• [PROBLEM TO SOLVE]: Would you extract the whole listing below and retype it exactly?

• [RECORDS SHOWN]:

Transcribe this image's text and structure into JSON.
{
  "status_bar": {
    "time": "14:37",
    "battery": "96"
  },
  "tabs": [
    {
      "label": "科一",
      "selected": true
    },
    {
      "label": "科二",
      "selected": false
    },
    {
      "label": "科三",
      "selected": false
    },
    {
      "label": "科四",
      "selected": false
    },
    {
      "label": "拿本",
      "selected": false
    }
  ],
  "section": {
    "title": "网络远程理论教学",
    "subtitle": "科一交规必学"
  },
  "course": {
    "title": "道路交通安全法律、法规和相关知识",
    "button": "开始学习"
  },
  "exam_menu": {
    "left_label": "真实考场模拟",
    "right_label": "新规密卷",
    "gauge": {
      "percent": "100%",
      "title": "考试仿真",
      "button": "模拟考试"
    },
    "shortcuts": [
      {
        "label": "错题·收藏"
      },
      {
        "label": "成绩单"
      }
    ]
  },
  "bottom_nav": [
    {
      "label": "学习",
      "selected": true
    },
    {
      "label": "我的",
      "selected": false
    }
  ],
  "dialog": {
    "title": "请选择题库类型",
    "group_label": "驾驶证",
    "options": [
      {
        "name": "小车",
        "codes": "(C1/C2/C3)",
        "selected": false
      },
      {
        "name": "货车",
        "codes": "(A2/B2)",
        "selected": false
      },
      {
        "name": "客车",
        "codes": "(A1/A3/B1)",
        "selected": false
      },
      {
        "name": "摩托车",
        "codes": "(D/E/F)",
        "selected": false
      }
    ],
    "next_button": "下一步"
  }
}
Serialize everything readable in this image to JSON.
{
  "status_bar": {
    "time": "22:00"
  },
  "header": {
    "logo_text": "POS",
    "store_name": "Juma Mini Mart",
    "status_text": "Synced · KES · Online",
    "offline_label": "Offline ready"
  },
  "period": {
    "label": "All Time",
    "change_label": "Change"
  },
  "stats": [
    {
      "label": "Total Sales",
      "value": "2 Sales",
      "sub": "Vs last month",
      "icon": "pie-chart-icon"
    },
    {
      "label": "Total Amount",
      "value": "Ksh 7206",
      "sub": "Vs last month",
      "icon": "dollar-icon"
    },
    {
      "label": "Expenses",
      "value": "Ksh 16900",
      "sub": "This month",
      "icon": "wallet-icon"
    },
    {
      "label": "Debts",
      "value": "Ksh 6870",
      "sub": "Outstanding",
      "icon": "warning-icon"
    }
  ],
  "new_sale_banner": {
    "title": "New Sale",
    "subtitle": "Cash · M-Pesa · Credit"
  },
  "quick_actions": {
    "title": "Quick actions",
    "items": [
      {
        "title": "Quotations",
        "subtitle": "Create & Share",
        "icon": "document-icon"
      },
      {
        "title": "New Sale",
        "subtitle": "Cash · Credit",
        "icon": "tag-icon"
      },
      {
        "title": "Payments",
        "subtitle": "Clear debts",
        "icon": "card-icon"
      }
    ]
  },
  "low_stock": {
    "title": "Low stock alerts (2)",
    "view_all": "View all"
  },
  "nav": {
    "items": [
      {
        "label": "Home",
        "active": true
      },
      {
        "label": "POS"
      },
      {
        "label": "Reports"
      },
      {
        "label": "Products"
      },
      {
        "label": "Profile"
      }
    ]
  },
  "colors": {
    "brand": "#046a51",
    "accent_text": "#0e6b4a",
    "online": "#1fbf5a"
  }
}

• [SOLVED PROBLEM]:
Transcribe this image's text and structure into JSON.
{
  "status_bar": {
    "time": "14:37",
    "battery": "96"
  },
  "tabs": [
    {
      "label": "科一",
      "selected": true
    },
    {
      "label": "科二",
      "selected": false
    },
    {
      "label": "科三",
      "selected": false
    },
    {
      "label": "科四",
      "selected": false
    },
    {
      "label": "拿本",
      "selected": false
    }
  ],
  "section": {
    "title": "网络远程理论教学",
    "subtitle": "科一交规必学"
  },
  "course": {
    "title": "道路交通安全法律、法规和相关知识",
    "button": "开始学习"
  },
  "exam_menu": {
    "left_label": "真实考场模拟",
    "right_label": "新规密卷",
    "gauge": {
      "percent": "100%",
      "title": "考试仿真",
      "button": "模拟考试"
    },
    "shortcuts": [
      {
        "label": "错题·收藏"
      },
      {
        "label": "成绩单"
      }
    ]
  },
  "bottom_nav": [
    {
      "label": "学习",
      "selected": true
    },
    {
      "label": "我的",
      "selected": false
    }
  ],
  "dialog": {
    "title": "请选择题库类型",
    "group_label": "驾驶证",
    "options": [
      {
        "name": "小车",
        "codes": "(C1/C2/C3)",
        "selected": false
      },
      {
        "name": "货车",
        "codes": "(A2/B2)",
        "selected": false
      },
      {
        "name": "客车",
        "codes": "(A1/A3/B1)",
        "selected": false
      },
      {
        "name": "摩托车",
        "codes": "(D/E/F)",
        "selected": false
      }
    ],
    "next_button": "下一步"
  }
}
Serialize everything readable in this image to JSON.
{
  "status_bar": {
    "time": "22:00"
  },
  "header": {
    "logo_text": "POS",
    "store_name": "Juma Mini Mart",
    "status_text": "Synced · KES · Online",
    "offline_label": "Offline ready"
  },
  "period": {
    "label": "All Time",
    "change_label": "Change"
  },
  "stats": [
    {
      "label": "Total Sales",
      "value": "2 Sales",
      "sub": "Vs last month",
      "icon": "pie-chart-icon"
    },
    {
      "label": "Total Amount",
      "value": "Ksh 7206",
      "sub": "Vs last month",
      "icon": "dollar-icon"
    },
    {
      "label": "Expenses",
      "value": "Ksh 16900",
      "sub": "This month",
      "icon": "wallet-icon"
    },
    {
      "label": "Debts",
      "value": "Ksh 6870",
      "sub": "Outstanding",
      "icon": "warning-icon"
    }
  ],
  "new_sale_banner": {
    "title": "New Sale",
    "subtitle": "Cash · M-Pesa · Credit"
  },
  "quick_actions": {
    "title": "Quick actions",
    "items": [
      {
        "title": "Quotations",
        "subtitle": "Create & Share",
        "icon": "document-icon"
      },
      {
        "title": "New Sale",
        "subtitle": "Cash · Credit",
        "icon": "tag-icon"
      },
      {
        "title": "Payments",
        "subtitle": "Clear debts",
        "icon": "card-icon"
      }
    ]
  },
  "low_stock": {
    "title": "Low stock alerts (2)",
    "view_all": "View all"
  },
  "nav": {
    "items": [
      {
        "label": "Home",
        "active": true
      },
      {
        "label": "POS"
      },
      {
        "label": "Reports"
      },
      {
        "label": "Products"
      },
      {
        "label": "Profile"
      }
    ]
  },
  "colors": {
    "brand": "#046a51",
    "accent_text": "#0e6b4a",
    "online": "#1fbf5a"
  }
}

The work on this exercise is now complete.